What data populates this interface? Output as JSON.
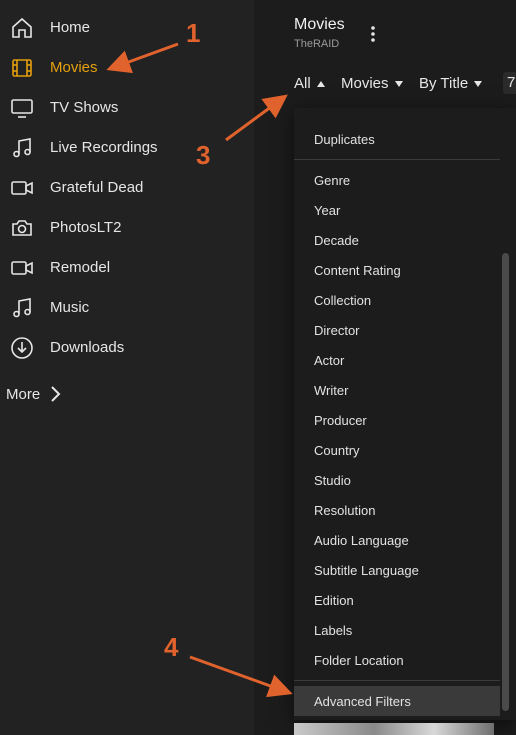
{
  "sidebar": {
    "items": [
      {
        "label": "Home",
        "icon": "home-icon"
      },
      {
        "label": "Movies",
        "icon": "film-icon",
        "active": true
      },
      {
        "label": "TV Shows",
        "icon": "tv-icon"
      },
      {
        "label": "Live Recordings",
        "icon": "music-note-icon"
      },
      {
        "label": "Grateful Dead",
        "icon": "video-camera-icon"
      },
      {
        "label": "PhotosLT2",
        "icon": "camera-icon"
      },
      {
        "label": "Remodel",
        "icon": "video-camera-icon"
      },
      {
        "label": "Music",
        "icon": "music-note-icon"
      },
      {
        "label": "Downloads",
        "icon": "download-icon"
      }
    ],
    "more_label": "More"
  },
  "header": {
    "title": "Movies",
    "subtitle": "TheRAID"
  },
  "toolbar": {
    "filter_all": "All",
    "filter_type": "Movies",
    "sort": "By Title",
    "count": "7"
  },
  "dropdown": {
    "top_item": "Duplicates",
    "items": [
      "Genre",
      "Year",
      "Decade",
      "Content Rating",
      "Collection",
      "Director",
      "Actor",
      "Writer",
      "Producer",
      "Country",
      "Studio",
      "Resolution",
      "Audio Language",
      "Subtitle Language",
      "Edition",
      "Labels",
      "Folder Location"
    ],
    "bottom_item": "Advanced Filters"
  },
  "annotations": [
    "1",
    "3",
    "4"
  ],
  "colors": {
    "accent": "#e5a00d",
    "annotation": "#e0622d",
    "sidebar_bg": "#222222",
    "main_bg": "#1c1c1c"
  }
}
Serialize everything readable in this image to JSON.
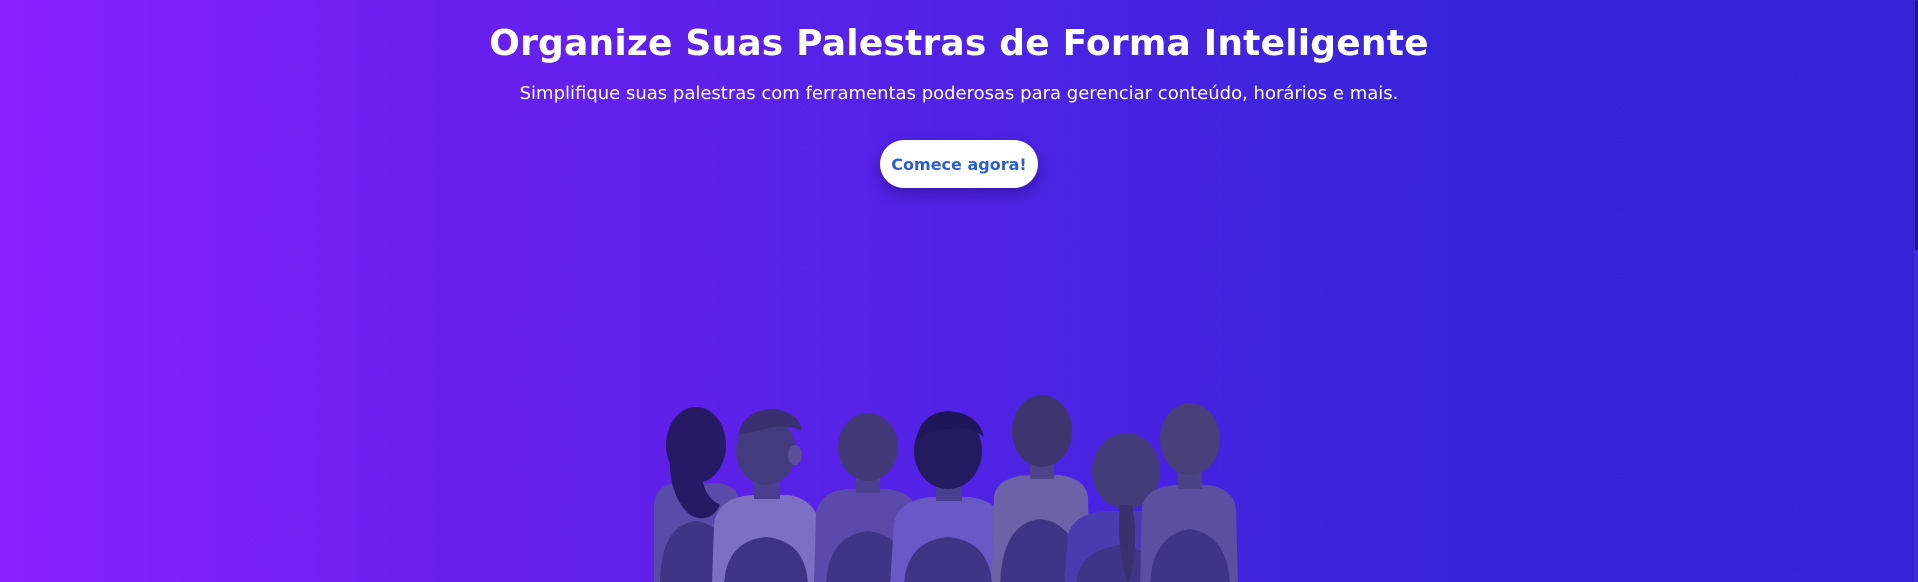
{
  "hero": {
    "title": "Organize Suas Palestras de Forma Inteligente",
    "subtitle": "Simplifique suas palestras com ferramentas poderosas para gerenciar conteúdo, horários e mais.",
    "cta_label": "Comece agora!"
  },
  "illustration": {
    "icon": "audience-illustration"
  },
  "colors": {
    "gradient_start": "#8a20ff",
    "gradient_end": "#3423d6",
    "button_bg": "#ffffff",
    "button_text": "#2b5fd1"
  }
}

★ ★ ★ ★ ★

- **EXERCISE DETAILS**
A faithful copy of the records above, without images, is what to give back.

- **RESULT OF THIS EXERCISE**
What data populates this interface? Output as JSON.
{
  "sidebar": {
    "items": [
      {
        "label": "Home",
        "icon": "home-icon"
      },
      {
        "label": "Movies",
        "icon": "film-icon",
        "active": true
      },
      {
        "label": "TV Shows",
        "icon": "tv-icon"
      },
      {
        "label": "Live Recordings",
        "icon": "music-note-icon"
      },
      {
        "label": "Grateful Dead",
        "icon": "video-camera-icon"
      },
      {
        "label": "PhotosLT2",
        "icon": "camera-icon"
      },
      {
        "label": "Remodel",
        "icon": "video-camera-icon"
      },
      {
        "label": "Music",
        "icon": "music-note-icon"
      },
      {
        "label": "Downloads",
        "icon": "download-icon"
      }
    ],
    "more_label": "More"
  },
  "header": {
    "title": "Movies",
    "subtitle": "TheRAID"
  },
  "toolbar": {
    "filter_all": "All",
    "filter_type": "Movies",
    "sort": "By Title",
    "count": "7"
  },
  "dropdown": {
    "top_item": "Duplicates",
    "items": [
      "Genre",
      "Year",
      "Decade",
      "Content Rating",
      "Collection",
      "Director",
      "Actor",
      "Writer",
      "Producer",
      "Country",
      "Studio",
      "Resolution",
      "Audio Language",
      "Subtitle Language",
      "Edition",
      "Labels",
      "Folder Location"
    ],
    "bottom_item": "Advanced Filters"
  },
  "annotations": [
    "1",
    "3",
    "4"
  ],
  "colors": {
    "accent": "#e5a00d",
    "annotation": "#e0622d",
    "sidebar_bg": "#222222",
    "main_bg": "#1c1c1c"
  }
}
Serialize everything readable in this image to JSON.
{
  "hero": {
    "title": "Organize Suas Palestras de Forma Inteligente",
    "subtitle": "Simplifique suas palestras com ferramentas poderosas para gerenciar conteúdo, horários e mais.",
    "cta_label": "Comece agora!"
  },
  "illustration": {
    "icon": "audience-illustration"
  },
  "colors": {
    "gradient_start": "#8a20ff",
    "gradient_end": "#3423d6",
    "button_bg": "#ffffff",
    "button_text": "#2b5fd1"
  }
}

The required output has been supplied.